The longtime PBS newsman will be eulogized by those who knew him better, but my every interaction with him over the years left me better for it. I have thought more than once about Jim Lehrer: if you could have his talent and be that calm, decent and good a person in your interactions with other people, you’d have really accomplished something in life.
Just the other night I was watching his interview with Bill Clinton after the Starr report came out. He was direct and clear and you felt the salacious material was in good hands. He’d ask the questions that needed to be asked directly and without foolishness. (Watch his first question. He doesn’t look down, doesn’t stumble, looks the president directly in the eye and gets him on the record.)

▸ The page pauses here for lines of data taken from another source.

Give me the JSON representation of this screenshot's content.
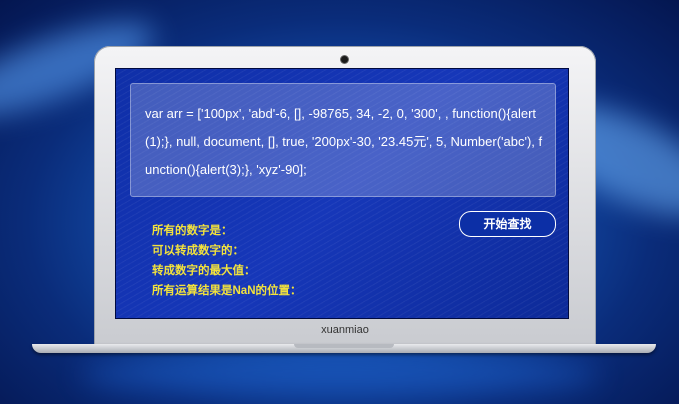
{
  "code": {
    "text": "var arr = ['100px', 'abd'-6, [], -98765, 34, -2, 0, '300', , function(){alert(1);}, null, document, [], true, '200px'-30, '23.45元', 5, Number('abc'), function(){alert(3);}, 'xyz'-90];"
  },
  "button": {
    "label": "开始查找"
  },
  "results": [
    "所有的数字是：",
    "可以转成数字的：",
    "转成数字的最大值：",
    "所有运算结果是NaN的位置："
  ],
  "laptop": {
    "brand": "xuanmiao"
  },
  "colors": {
    "screen_bg": "#1637b9",
    "result_text": "#f2e23c",
    "code_text": "#ffffff"
  }
}
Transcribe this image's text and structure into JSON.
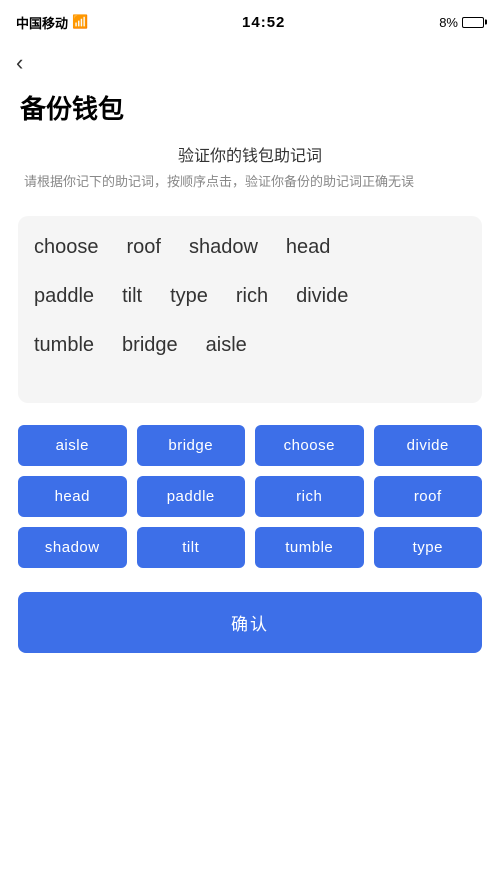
{
  "statusBar": {
    "carrier": "中国移动",
    "time": "14:52",
    "battery": "8%"
  },
  "nav": {
    "backIcon": "‹"
  },
  "page": {
    "title": "备份钱包",
    "subtitleMain": "验证你的钱包助记词",
    "subtitleDesc": "请根据你记下的助记词，按顺序点击，验证你备份的助记词正确无误"
  },
  "displayWords": [
    {
      "text": "choose",
      "selected": false
    },
    {
      "text": "roof",
      "selected": false
    },
    {
      "text": "shadow",
      "selected": false
    },
    {
      "text": "head",
      "selected": false
    },
    {
      "text": "paddle",
      "selected": false
    },
    {
      "text": "tilt",
      "selected": false
    },
    {
      "text": "type",
      "selected": false
    },
    {
      "text": "rich",
      "selected": false
    },
    {
      "text": "divide",
      "selected": false
    },
    {
      "text": "tumble",
      "selected": false
    },
    {
      "text": "bridge",
      "selected": false
    },
    {
      "text": "aisle",
      "selected": false
    }
  ],
  "wordButtons": [
    "aisle",
    "bridge",
    "choose",
    "divide",
    "head",
    "paddle",
    "rich",
    "roof",
    "shadow",
    "tilt",
    "tumble",
    "type"
  ],
  "confirmButton": {
    "label": "确认"
  }
}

For the last 11 years or so, I have kept a copy of a segment Lehrer did on the News Hour as a template for myself in thinking about asking basic questions during a breaking news and fast moving news event. I took out the reporter’s responses because I wanted to focus on the patient way Lehrer sought the information and how he preformed the craft.
God be with him and with his family.
The interview follows. It was about photographs of detainees being held by the Obama administration. It’s from 2009 I believe.
JIM LEHRER: First, how many photographs are there?
JIM LEHRER: Well, first of all — let me continue — what’s the word on what are actually on these photographs?
JIM LEHRER: The speculation or at least the assumption is that they’re similar to those that came from Abu Ghraib, the prison in Iraq, correct, where people were down on their hands and knees with things around — with ropes around their necks and that kind of thing, right?
JIM LEHRER: Who took the pictures? Do we know?
JIM LEHRER: And they have been in possession of the Pentagon or been — they’ve been in possession of the United States military, right?
JIM LEHRER: OK. Now, what was the argument and who made it to President Obama not to release these things or to change his position on this?
JIM LEHRER: Sure. We’ll get back to that in a minute. But the argument that this would inflame — who would be inflamed, I mean, the people that are on the ground, civilians, Afghan civilians, Iraqi civilians, Taliban? Who would be brought to danger, would bring the danger against American troops if these photographs were released, according to the argument that the president heard?
JIM LEHRER: Which, of course, is what happened when the Abu Ghraib photographs were released …. And they’re afraid of a repeat of this. All right, now, as you say, this is now in the courts. Where exactly is it in the courts? And what is the process that the president and his lawyers are now participating in?
JIM LEHRER: It’s in a federal appeals court now, correct?
JIM LEHRER: And then it could go to the U.S. — do we know when a decision will be made, when the — is there a timetable for resolving this?
JIM LEHRER: Now, the argument against the president’s position — the argument for releasing them has been made by the ACLU, the American Civil Liberties Union. In a nutshell, what is their argument?
ANOTHER THOUGHT ON THIS: Some day, if you just do your job right and someone else sees it, you can guide how they work and the attention they try to bring and the person they hope to be, just by doing your job well in view of others.